|Recommended Name:||no recommended name.|
Formerly labelled F-1.533 and XP2 (XP for eXpatriate Paris). The name, "Later Netherland pattern" used by Sylvia Mann, is not recommended, as there is little or no evidence that this pattern ever reached the Netherlands, nor was ever made in Belgium. However, it did get into Portugal, where it took root.
In All Cards on the Table #154, Sylvia Mann ascribed the origin of this pattern to Germany, and probably to Wüst. There is no doubt that he did indeed make versions of this pattern, as proved by an uncut sheet in the B.M. Schreiber collection (estimated to date post-1866). There is also a pack A1334 in the DSM Leinfelden (formerly in the von Hase collection) catalogued as c.1850; this pack has Wüst’s trademark on the J. The DSM also has an anonymous pack (B1449) with very unusual Queens in tight-waisted dresses, catalogued as c.1820. It may have been the Wüst version which was adapted in Turnhout to form the modern "Dutch" pattern [IPCS #76], by replacing the Queens with a distinctive set. However, versions of the original pattern were evidently exported to Portugal, where they were perpetuated in the 20th century by Portuguese makers. One such example, by J. J. Nunes still has scenic aces of the Rhine.
Usual XP format (i.e. with a horizontal dividing line). Although it is the four Kings that carry the features of the pattern that distinguish it from most other XP patterns, only the Queens differentiate it from its off-spring, the modern "Dutch" pattern. In the present pattern the Queens hold various flowers in the traditional way, the Q being in profile and holding a tulip. The Kings are not greatly different from those of the unnamed forebear [IPCS #72] except that the angular shield, held here by K, only has a small part of the top visible, and the King wears a crenellated crown.

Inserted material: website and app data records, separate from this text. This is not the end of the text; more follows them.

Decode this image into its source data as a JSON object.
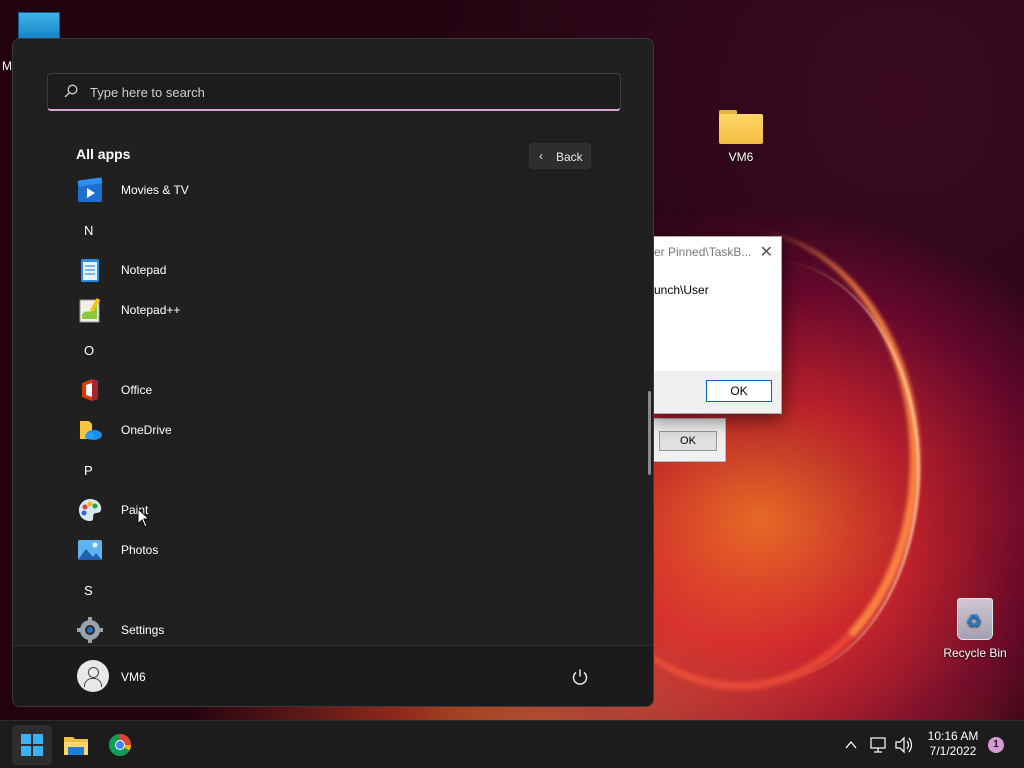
{
  "desktop": {
    "top_left_label": "M",
    "folder_label": "VM6",
    "recycle_bin_label": "Recycle Bin"
  },
  "dialog": {
    "title": "er Pinned\\TaskB...",
    "message": "unch\\User",
    "ok_label": "OK",
    "back_ok_label": "OK",
    "close_glyph": "✕"
  },
  "start_menu": {
    "search_placeholder": "Type here to search",
    "all_apps_label": "All apps",
    "back_label": "Back",
    "back_glyph": "‹",
    "apps": [
      {
        "type": "app",
        "name": "Movies & TV",
        "icon": "movies-tv-icon"
      },
      {
        "type": "letter",
        "name": "N"
      },
      {
        "type": "app",
        "name": "Notepad",
        "icon": "notepad-icon"
      },
      {
        "type": "app",
        "name": "Notepad++",
        "icon": "notepad-plus-plus-icon"
      },
      {
        "type": "letter",
        "name": "O"
      },
      {
        "type": "app",
        "name": "Office",
        "icon": "office-icon"
      },
      {
        "type": "app",
        "name": "OneDrive",
        "icon": "onedrive-icon"
      },
      {
        "type": "letter",
        "name": "P"
      },
      {
        "type": "app",
        "name": "Paint",
        "icon": "paint-icon"
      },
      {
        "type": "app",
        "name": "Photos",
        "icon": "photos-icon"
      },
      {
        "type": "letter",
        "name": "S"
      },
      {
        "type": "app",
        "name": "Settings",
        "icon": "settings-icon"
      }
    ],
    "user_name": "VM6"
  },
  "taskbar": {
    "pinned": [
      "start-button",
      "file-explorer",
      "google-chrome"
    ],
    "tray_chevron": "^",
    "clock_time": "10:16 AM",
    "clock_date": "7/1/2022",
    "notification_count": "1"
  },
  "colors": {
    "menu_bg": "#202020",
    "accent": "#d6a4d4",
    "windows_blue": "#3ab0f5"
  }
}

The sword formerly held along with his traditional orb by the K has been replaced by a sceptre with a very large and ornate top.
The Jacks all carry halberds, and wear feathered hats, that of the J being at a rather rakish angle. It is now the J who grasps the edge of his cloak (in the pose of the J of the old Paris pattern). The Jacks and Kings are repeated in the modern "Dutch" pattern.
The similarity of the Kings to those of the German-suited Württemberg pattern (noted by Han Janssen in Playing-Card World No.28) must date from the hey-day of the present pattern.
King, Queen, Jack and numerals. 52 or 32 cards in German packs. Portuguese packs for Solo and Voltarete are in the peculiar 40-card form with numerals 8 and 6-2.
All Cards on the Table #154 shows all courts and scenic aces of a 52-card pack by an anonymous maker, probably German. The DSM Wüst example is illustrated in Playing-Card World No.29. Cary GER 66 is an example with scenic aces of Napoleonic battles, anonymous, c.1850. See also De Geschiedenis van de Speelkaart by Han Janssen, bottom of p.146, and bottom of p.149 (a Portuguese example).
Germano & Ca., Lisbon c.1880; Lit. Maia, M A Beato, Justero Rodrigo, all of Portugal, 20th century.
|Top three rows:||Anonymous example with Hessen tax-stamp of 1810-c.1870.|
|Bottom three rows:||J. J. Nunes, Portugal, 20th century, from the collection of John Berry.|
|The International Playing-Card Society||8/2002 JB|